Get Consent (And Document It)

If you have an email address, chances are you’ve received a spam or phishing email from a business or individual at some point (hello, Nigerian Prince scam). Obtaining consent in this context simply means that you get permission to send emails to your subscribers. Under CASL, there are two different types of consent: Express and Implied. 

Express Consent is when permission is explicitly requested, and the individual clearly agrees either verbally or in writing. An email marketing best practice is to have a “double opt-in” process, which sounds more complicated than it is. In practice, this means that when someone subscribes to your list, they then receive an automatic message following up to make sure they intended to subscribe. Replying to that email or clicking a confirmation link would demonstrate express consent. This consent is not time-limited unless the recipient explicitly withdraws it. As of July 1, 2017, express consent is required for all commercial electronic messages.

Implied Consent is less clear and explicit. One example of implied consent would be when someone makes a purchase from your business. They might not have specifically signed up for your email newsletter, but one might assume that since they chose to do business with you, they would be interested in joining your list. Implied consent is invalid after 2 years if the subscriber does not engage further with your business (for example, makes another purchase) from the date the business relationship was established. If you have subscribers on your list who you only have implied consent from, you will need to obtain express consent prior to July 1, 2017. It’s advisable to send an email to these subscribers and request that they confirm their opt-in status prior to that date.

In both cases, it is up to the organization sending the emails to be able to prove that consent exists. Because of this, it is extremely important for business owners and marketers to develop a plan to track consent. Though consent can be given verbally, it is more difficult to prove, so a best practice is to get things in writing.

When obtaining express consent online, it’s advisable to track the date, IP address, opt-in page URL and time that the individual joined your list. Email marketing services such as MailChimp and Constant Contact have double-opt-in capabilities that make this easier to track. Offline, you’ll need to implement comprehensive record keeping of your paper registrations, and ensure that the registration forms themselves include CASL-compliant language.

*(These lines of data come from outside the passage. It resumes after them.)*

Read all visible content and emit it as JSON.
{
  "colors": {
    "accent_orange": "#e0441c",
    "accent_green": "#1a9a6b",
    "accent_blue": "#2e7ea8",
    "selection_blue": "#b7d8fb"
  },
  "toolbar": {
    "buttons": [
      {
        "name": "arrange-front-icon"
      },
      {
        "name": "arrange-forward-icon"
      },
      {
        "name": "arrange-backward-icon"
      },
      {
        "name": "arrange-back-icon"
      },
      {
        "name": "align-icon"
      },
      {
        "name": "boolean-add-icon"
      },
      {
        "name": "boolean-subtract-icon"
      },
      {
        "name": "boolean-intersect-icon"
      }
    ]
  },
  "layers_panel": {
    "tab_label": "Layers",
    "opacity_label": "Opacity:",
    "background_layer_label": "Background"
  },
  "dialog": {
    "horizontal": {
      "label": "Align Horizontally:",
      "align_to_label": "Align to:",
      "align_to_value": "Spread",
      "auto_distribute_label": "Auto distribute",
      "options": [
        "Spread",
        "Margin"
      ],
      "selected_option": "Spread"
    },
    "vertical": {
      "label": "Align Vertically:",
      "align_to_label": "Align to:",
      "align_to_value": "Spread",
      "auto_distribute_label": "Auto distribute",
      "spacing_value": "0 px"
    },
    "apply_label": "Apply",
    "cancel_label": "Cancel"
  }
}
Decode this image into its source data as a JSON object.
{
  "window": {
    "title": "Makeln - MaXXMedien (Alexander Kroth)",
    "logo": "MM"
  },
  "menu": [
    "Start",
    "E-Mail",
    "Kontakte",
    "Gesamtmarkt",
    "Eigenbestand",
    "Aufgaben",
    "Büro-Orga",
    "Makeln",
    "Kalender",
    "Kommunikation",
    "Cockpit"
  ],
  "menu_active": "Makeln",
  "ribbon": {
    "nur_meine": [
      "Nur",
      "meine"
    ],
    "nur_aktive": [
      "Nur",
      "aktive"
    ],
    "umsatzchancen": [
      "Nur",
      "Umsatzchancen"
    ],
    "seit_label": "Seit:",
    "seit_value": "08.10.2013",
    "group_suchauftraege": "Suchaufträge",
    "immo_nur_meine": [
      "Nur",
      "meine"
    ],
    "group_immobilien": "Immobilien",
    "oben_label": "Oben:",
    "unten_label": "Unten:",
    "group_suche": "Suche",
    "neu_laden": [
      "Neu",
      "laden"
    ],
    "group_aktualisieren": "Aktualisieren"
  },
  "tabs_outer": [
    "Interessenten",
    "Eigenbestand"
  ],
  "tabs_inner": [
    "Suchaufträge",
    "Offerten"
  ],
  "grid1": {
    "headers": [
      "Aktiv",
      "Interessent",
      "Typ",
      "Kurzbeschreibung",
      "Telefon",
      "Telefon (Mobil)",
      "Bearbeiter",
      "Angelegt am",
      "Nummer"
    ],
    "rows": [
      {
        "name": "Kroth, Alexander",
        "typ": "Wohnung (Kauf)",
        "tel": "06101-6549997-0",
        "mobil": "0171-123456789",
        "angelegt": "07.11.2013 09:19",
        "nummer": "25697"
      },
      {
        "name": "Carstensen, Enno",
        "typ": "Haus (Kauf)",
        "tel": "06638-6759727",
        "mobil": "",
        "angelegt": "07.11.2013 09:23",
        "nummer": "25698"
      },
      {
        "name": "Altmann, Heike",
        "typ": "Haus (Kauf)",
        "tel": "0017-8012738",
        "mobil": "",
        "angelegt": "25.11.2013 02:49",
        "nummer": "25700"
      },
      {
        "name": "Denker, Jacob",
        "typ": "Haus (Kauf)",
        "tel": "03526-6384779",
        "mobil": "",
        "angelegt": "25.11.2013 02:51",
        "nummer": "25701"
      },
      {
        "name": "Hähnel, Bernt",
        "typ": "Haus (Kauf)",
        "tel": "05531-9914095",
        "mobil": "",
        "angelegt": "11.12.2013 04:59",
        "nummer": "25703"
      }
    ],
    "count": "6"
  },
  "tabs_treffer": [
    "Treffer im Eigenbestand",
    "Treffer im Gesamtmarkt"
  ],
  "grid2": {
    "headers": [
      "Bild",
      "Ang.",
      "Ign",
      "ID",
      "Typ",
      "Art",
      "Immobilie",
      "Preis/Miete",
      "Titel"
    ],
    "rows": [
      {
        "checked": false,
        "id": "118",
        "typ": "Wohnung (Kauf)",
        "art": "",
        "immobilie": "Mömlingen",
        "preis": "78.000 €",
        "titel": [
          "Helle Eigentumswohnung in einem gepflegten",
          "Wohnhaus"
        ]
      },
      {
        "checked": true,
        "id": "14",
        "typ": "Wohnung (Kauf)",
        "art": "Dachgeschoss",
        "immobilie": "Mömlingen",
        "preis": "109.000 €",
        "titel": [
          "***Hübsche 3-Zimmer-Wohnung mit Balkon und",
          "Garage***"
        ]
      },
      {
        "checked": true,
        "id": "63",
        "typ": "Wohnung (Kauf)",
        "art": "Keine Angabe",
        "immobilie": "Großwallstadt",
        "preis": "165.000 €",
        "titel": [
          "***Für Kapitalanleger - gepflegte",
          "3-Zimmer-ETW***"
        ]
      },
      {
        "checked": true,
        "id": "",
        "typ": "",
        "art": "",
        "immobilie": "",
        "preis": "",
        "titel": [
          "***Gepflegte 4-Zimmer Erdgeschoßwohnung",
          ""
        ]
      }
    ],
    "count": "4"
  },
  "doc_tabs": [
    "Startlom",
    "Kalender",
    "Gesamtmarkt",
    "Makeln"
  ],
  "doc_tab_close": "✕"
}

Identify Yourself

Now is not the time for mystery. Under CASL, you must ensure that your subscribers know who you are. Which we’re guessing you’ll want too, since you probably want them to do business with you again.

Must-haves include a physical mailing address, a functional email address (no-reply addresses need not apply) and a phone number or website address. If you’re using a third-party to send your emails, they must be clearly identified as well. 

Make Opting Out Easy

You want them to want you. And if they don’t want to hear from you anymore, you need to give them an easy exit. No one likes to be stalked. 

All communications must include a clear and accessible unsubscribe link that works for at least 60 days from the time the email was sent. Charging a fee to unsubscribe is not kosher, and all requests to unsubscribe must be processed within 10 calendar days. If you’re using an email marketing service to manage your list, this should be almost instant, which makes things much easier to stay on top of.

Tell The Truth

Finally, your communications can’t be false or misleading. That includes sender information, subject matter and more.

Simpler than you thought, right? The CASL guidelines are in-line with current email marketing best practices, and you may already have some if not all of your bases covered. Having permission to market to your subscribers ensures they’re receiving value and supports the development of long-term relationships, which we think is pretty important.

Where are you on your journey to becoming CASL compliant? Share your tips in the comments.

Briar Latam is the Senior Project Manager at FlexDealer. When she’s not juggling budgets and charting deadlines, you’ll find her touring Toronto's west-side with her fiancé and their pup, Millie.